Trump’s executive order on infrastructure doesn’t address the main problems, it just puts U.S. taxpayers on the hook for flooding and climate change risks.
Author: Tina Casey
Toyota and 7-Eleven have joined forces to measure how hydrogen can reduce the carbon emissions of convenience stores and delivery trucks in Japan.
First a trickle, now a flood: top CEOs are boycotting Trump’s councils — and taking action against hate to fill the president’s leadership vacuum.
AFL-CIO, Under Armour, Intel and Merck throw down the gauntlet after Trump fails to condemn white nationalists responsible for violence in Charlottesville, Virginia.
Oklahoma’s oil and gas industry has created a legacy of earthquake risks that could inhibit economic development, but wind power is riding to the rescue.
In a new op-ed, former Google engineer James Damore suggests that he really was not trying to make a research-based case against women in tech after all.
With President Trump’s Extreme Vetting policy in development, Peter Thiel’s data company Palantir stands to benefit big time, thanks to the Paypal-founder’s close relationship with the commander in chief. Is that the real reason behind Buzzfeed’s recent exposé on Thiel’s anti-Trump dinner chatter?
A good sign that the hydrogen economy is not a dream: Hawaii-based Servco follows through on plans for a fueling station to support Toyota Mirai fuel cell EV sales.
South Carolina utilities have halted construction on two new nuclear power plants, but a forthcoming grid study could breathe new life into the project.
Toyota is pushing forward with a new five year research project aimed at building a futuristic, carbon-neutral “hydrogen society” network.
Boy Scout president and AT&T CEO Randall Stephenson still has not commented on President Trump’s jamboree speech last week, though many other Scouts have spoken out.
A recent study found a surprise: San Diego can meet its climate change goals and lower electricity rates by circumventing the local utility. Might this work for other municipalities?

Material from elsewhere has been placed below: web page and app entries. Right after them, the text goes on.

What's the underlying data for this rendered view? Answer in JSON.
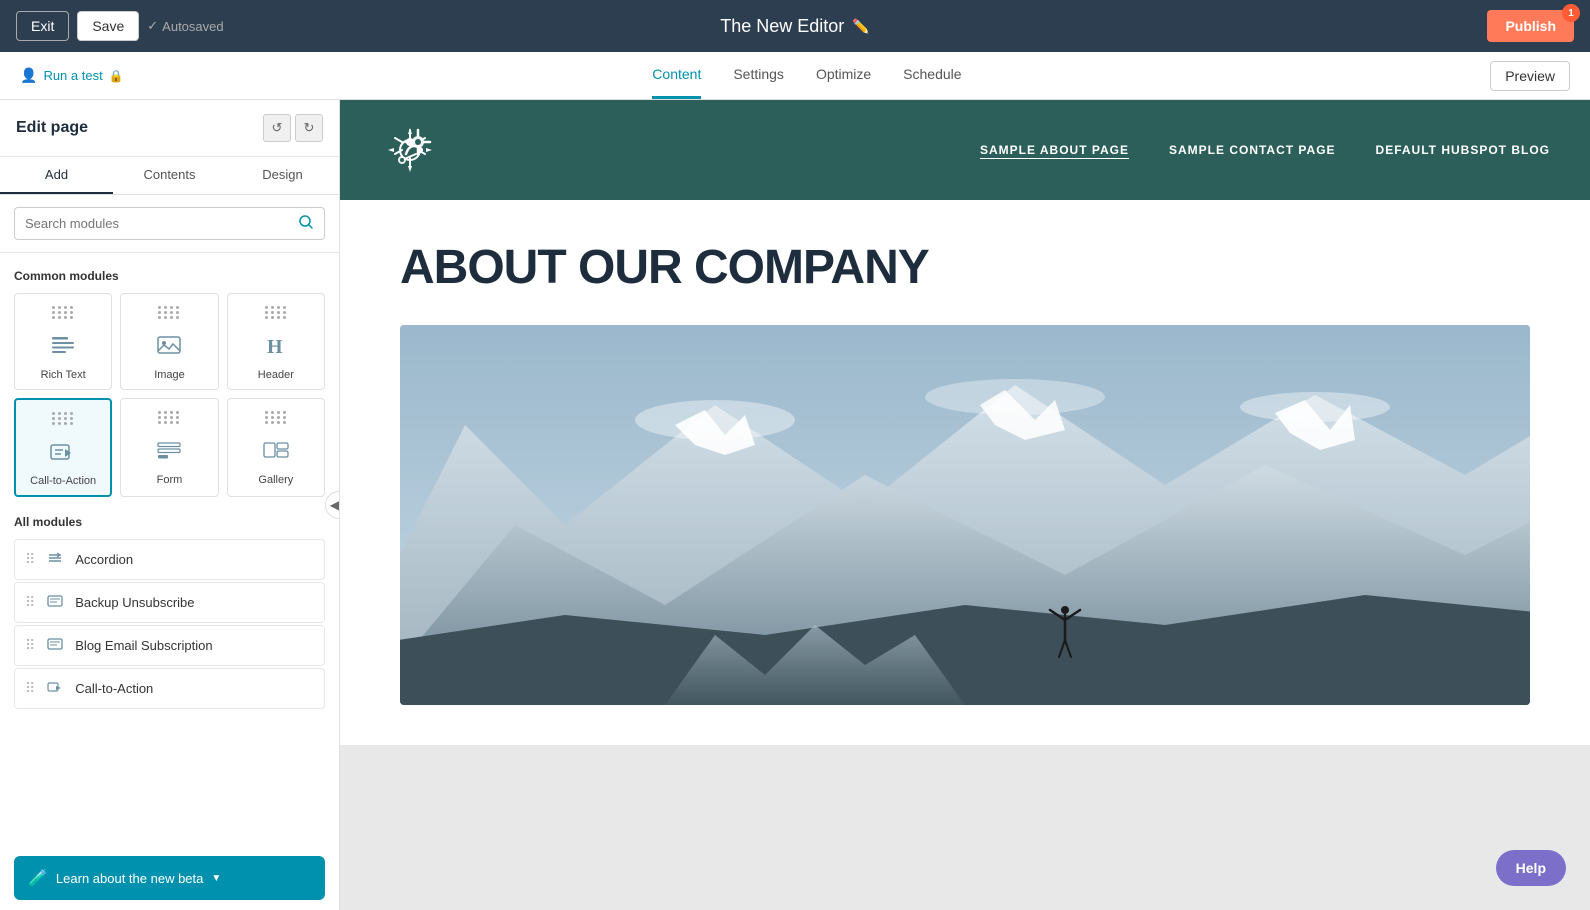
{
  "topbar": {
    "exit_label": "Exit",
    "save_label": "Save",
    "autosaved_label": "Autosaved",
    "page_title": "The New Editor",
    "publish_label": "Publish",
    "publish_badge": "1"
  },
  "subnav": {
    "run_test_label": "Run a test",
    "tabs": [
      {
        "id": "content",
        "label": "Content",
        "active": true
      },
      {
        "id": "settings",
        "label": "Settings",
        "active": false
      },
      {
        "id": "optimize",
        "label": "Optimize",
        "active": false
      },
      {
        "id": "schedule",
        "label": "Schedule",
        "active": false
      }
    ],
    "preview_label": "Preview"
  },
  "sidebar": {
    "title": "Edit page",
    "undo_label": "↺",
    "redo_label": "↻",
    "tabs": [
      {
        "id": "add",
        "label": "Add",
        "active": true
      },
      {
        "id": "contents",
        "label": "Contents",
        "active": false
      },
      {
        "id": "design",
        "label": "Design",
        "active": false
      }
    ],
    "search_placeholder": "Search modules",
    "common_modules_label": "Common modules",
    "common_modules": [
      {
        "id": "rich-text",
        "label": "Rich Text",
        "icon": "text"
      },
      {
        "id": "image",
        "label": "Image",
        "icon": "image"
      },
      {
        "id": "header",
        "label": "Header",
        "icon": "header"
      },
      {
        "id": "call-to-action",
        "label": "Call-to-Action",
        "icon": "cta"
      },
      {
        "id": "form",
        "label": "Form",
        "icon": "form"
      },
      {
        "id": "gallery",
        "label": "Gallery",
        "icon": "gallery"
      }
    ],
    "all_modules_label": "All modules",
    "all_modules": [
      {
        "id": "accordion",
        "label": "Accordion",
        "icon": "x"
      },
      {
        "id": "backup-unsubscribe",
        "label": "Backup Unsubscribe",
        "icon": "list"
      },
      {
        "id": "blog-email-subscription",
        "label": "Blog Email Subscription",
        "icon": "list"
      },
      {
        "id": "call-to-action",
        "label": "Call-to-Action",
        "icon": "cta-small"
      }
    ],
    "beta_label": "Learn about the new beta",
    "beta_arrow": "▼"
  },
  "canvas": {
    "nav_items": [
      {
        "id": "about",
        "label": "SAMPLE ABOUT PAGE",
        "active": true
      },
      {
        "id": "contact",
        "label": "SAMPLE CONTACT PAGE",
        "active": false
      },
      {
        "id": "blog",
        "label": "DEFAULT HUBSPOT BLOG",
        "active": false
      }
    ],
    "page_heading": "ABOUT OUR COMPANY"
  },
  "help": {
    "label": "Help"
  }
}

A new grid study ordered by Energy Secretary Rick Perry was reportedly intended to support coal and nuclear, but facts on the ground are getting in the way. Career researchers from DOE leaked their draft of the report, just in case the findings change significantly when Perry’s approved version is published.
The U.S. Department of Defense is emerging as a safe space in which Republican members of Congress can affirm support for action on climate change.
The Trump administration’s Department of Energy appears to be solidly in favor of solar power, with new grants aimed at slashing costs and boosting solar cell efficiency.